Task details –
From the records below, copy each line that has the word "Documents" in it.

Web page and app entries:
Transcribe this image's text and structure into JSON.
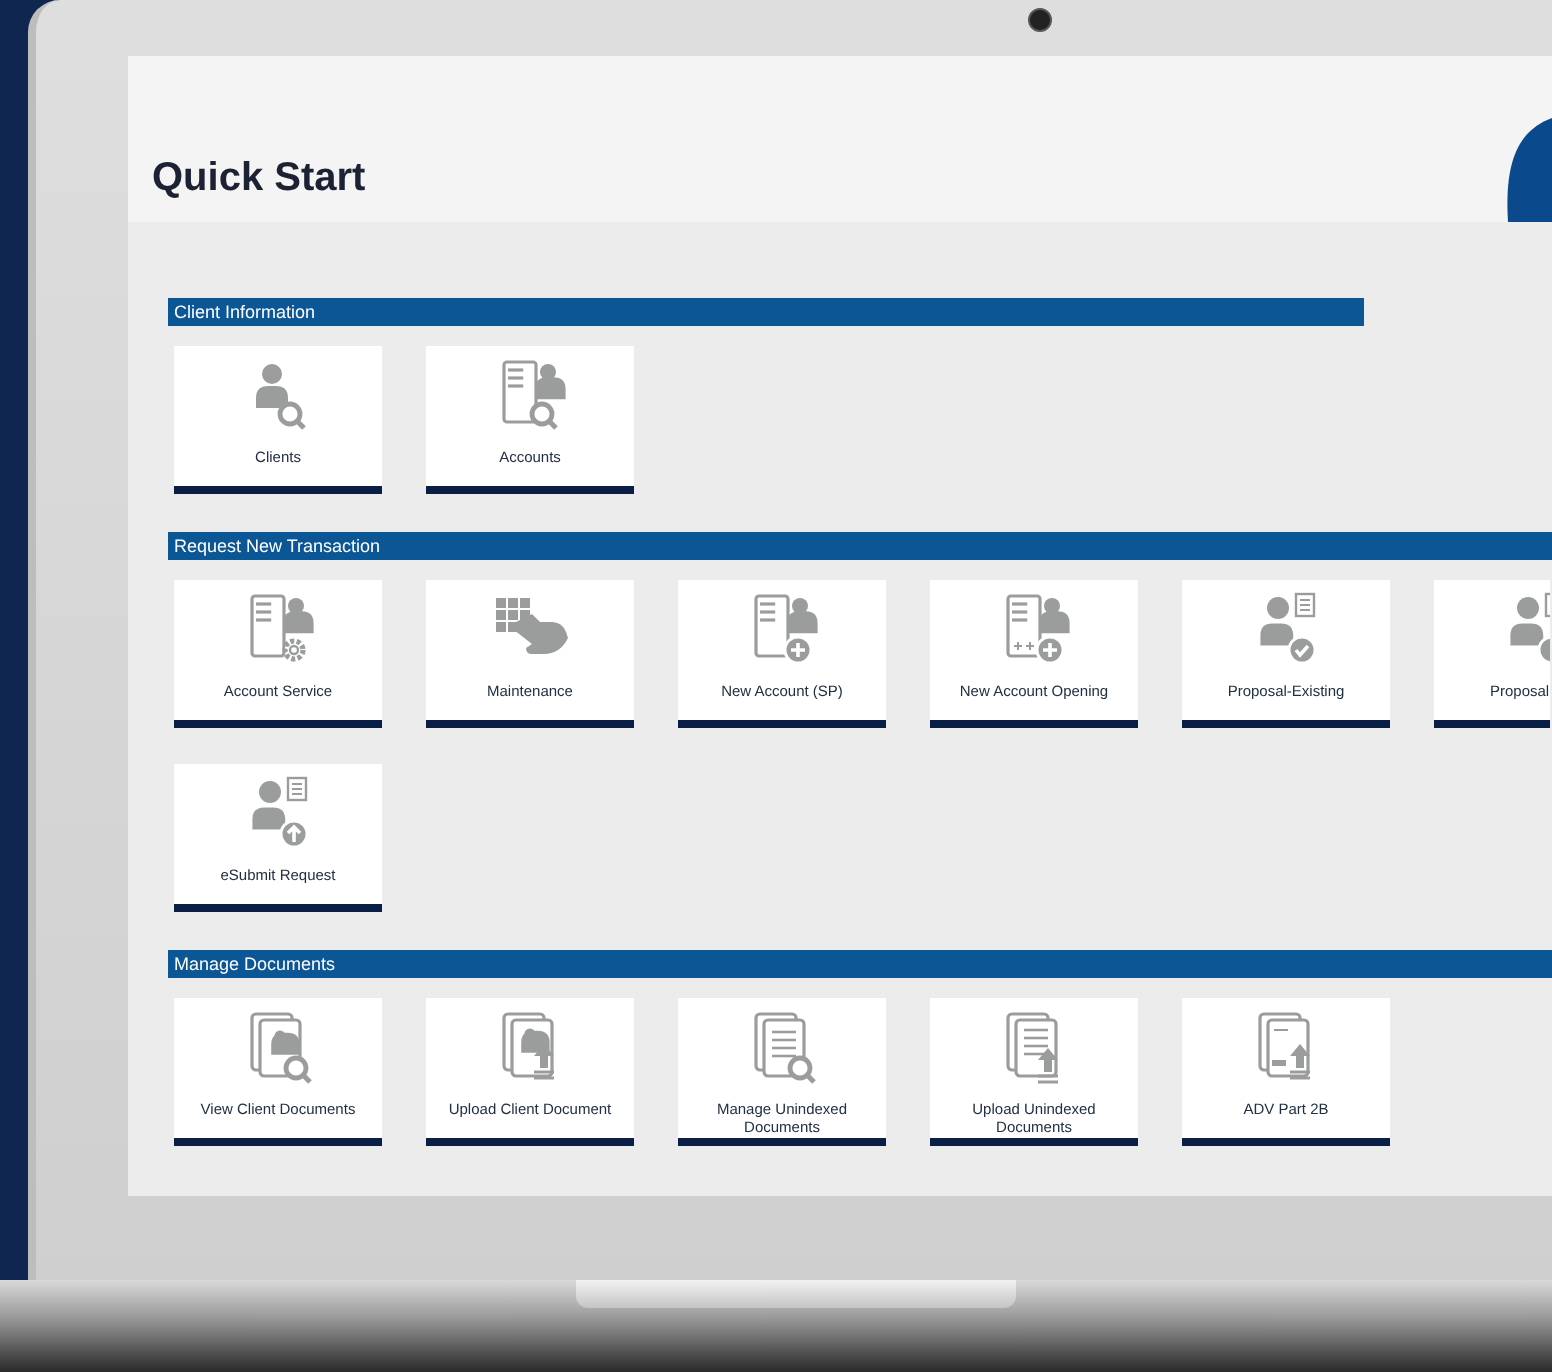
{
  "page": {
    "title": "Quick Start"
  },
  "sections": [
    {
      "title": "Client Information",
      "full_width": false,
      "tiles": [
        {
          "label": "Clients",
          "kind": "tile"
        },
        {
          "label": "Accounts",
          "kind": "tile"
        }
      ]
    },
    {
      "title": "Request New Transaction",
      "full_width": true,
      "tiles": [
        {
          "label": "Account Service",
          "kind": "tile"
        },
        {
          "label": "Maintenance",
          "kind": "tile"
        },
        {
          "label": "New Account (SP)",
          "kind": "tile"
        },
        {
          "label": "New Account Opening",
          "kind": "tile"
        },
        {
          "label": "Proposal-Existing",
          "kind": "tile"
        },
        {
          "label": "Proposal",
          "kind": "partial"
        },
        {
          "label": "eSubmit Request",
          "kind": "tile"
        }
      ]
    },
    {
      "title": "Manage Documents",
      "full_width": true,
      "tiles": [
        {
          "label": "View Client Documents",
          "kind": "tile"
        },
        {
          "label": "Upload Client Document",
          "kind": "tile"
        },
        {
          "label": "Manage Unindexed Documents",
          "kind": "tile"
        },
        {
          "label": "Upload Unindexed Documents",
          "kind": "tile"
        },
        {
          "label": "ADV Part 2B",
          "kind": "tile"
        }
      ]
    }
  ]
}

Response –
      "title": "Manage Documents",
          "label": "View Client Documents",
          "label": "Manage Unindexed Documents",
          "label": "Upload Unindexed Documents",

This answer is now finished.